I'll put it this way:
The chances that it is something on the LINE side causing ONLY THIS BREAKER to trip are far far slimmer than something on the LOAD side. If you had for example a grid glitch that caused a brief outage and if it came back on almost immediately, and if you had some big spinning loads, then if their motors had not had time to collapse the magnetic fields, the regen from those big spinning loads that can occur because the restoration of power is at a different frequency than the regen can cause a severe transient that can trip the magnetic trips of the breaker. Notice there are a lot of "ifs" in there and by the way, you could STILL consider this a load problem, because all you have to do to fix it is to not allow loads to stay on after an outage.
Or how about this: the likelihood that the breaker is DOING ITS JOB and preventing a fire because of some yet undiscovered but perfectly plausible issue on the load side are far greater than it being defective or getting fooled by some "phantom" even on the line side.
Before wasting a lot more time, I'd find out if a coordination study was ever done. If it was, then immediately check ALL other protective devices down stream of this breaker to make sure they are EXACTLY as depicted in that study. The one that is not the same or the one that is new and not included is the first place to look for undiscovered problems. If there was NO coordination study done (as I suspect), then that may be problem #1. You may have a down stream protective device that is set to trip at a level higher than the setting of this breaker.
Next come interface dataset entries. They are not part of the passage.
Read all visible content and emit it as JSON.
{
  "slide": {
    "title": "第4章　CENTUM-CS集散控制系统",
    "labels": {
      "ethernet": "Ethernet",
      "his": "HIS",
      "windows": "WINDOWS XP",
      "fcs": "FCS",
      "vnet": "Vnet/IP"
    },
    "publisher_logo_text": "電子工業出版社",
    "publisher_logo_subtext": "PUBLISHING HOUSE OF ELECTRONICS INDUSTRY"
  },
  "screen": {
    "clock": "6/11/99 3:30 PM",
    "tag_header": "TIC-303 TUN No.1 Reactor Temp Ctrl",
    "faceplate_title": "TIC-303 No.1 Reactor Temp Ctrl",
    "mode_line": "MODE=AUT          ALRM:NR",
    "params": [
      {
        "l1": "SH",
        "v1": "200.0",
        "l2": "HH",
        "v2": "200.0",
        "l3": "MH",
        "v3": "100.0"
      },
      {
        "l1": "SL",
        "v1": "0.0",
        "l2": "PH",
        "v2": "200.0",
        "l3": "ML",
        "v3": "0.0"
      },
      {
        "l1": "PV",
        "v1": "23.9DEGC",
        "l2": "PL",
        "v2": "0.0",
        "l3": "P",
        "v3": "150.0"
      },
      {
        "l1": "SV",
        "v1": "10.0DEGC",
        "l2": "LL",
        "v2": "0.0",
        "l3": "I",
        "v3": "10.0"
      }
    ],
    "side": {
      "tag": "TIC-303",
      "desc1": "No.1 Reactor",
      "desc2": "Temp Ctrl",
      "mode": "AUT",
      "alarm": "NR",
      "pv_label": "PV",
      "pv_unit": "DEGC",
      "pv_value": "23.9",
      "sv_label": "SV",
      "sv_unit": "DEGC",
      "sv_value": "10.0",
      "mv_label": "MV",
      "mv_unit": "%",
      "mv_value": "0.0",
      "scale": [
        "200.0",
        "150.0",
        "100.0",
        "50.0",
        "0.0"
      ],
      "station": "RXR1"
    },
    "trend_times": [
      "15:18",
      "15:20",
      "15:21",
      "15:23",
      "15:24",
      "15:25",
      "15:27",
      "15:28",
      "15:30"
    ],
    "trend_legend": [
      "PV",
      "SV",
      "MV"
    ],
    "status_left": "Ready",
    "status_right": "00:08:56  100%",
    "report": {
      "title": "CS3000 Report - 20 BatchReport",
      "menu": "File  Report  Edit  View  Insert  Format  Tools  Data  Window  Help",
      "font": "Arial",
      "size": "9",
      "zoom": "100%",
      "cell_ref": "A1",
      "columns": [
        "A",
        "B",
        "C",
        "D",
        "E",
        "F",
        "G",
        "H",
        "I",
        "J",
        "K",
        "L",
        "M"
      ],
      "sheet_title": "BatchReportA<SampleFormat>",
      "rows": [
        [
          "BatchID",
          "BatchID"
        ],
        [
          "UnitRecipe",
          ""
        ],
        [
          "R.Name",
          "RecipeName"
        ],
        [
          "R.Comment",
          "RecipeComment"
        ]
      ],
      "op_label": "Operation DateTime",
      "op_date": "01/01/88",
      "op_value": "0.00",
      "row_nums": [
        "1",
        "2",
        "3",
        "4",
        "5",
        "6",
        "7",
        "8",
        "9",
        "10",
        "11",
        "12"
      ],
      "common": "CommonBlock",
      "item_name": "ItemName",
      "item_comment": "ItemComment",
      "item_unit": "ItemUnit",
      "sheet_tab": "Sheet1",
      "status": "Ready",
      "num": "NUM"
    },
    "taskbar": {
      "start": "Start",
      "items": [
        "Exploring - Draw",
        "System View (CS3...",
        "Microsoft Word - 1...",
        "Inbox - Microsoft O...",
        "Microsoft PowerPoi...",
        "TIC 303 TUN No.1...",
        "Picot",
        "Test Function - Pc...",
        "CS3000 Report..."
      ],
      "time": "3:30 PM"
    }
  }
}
That's exactly what a "coordination" study prevents, it's intended to make sure that protective device settings are coordinated so that faults are cleared at the lowest (closest) possible level.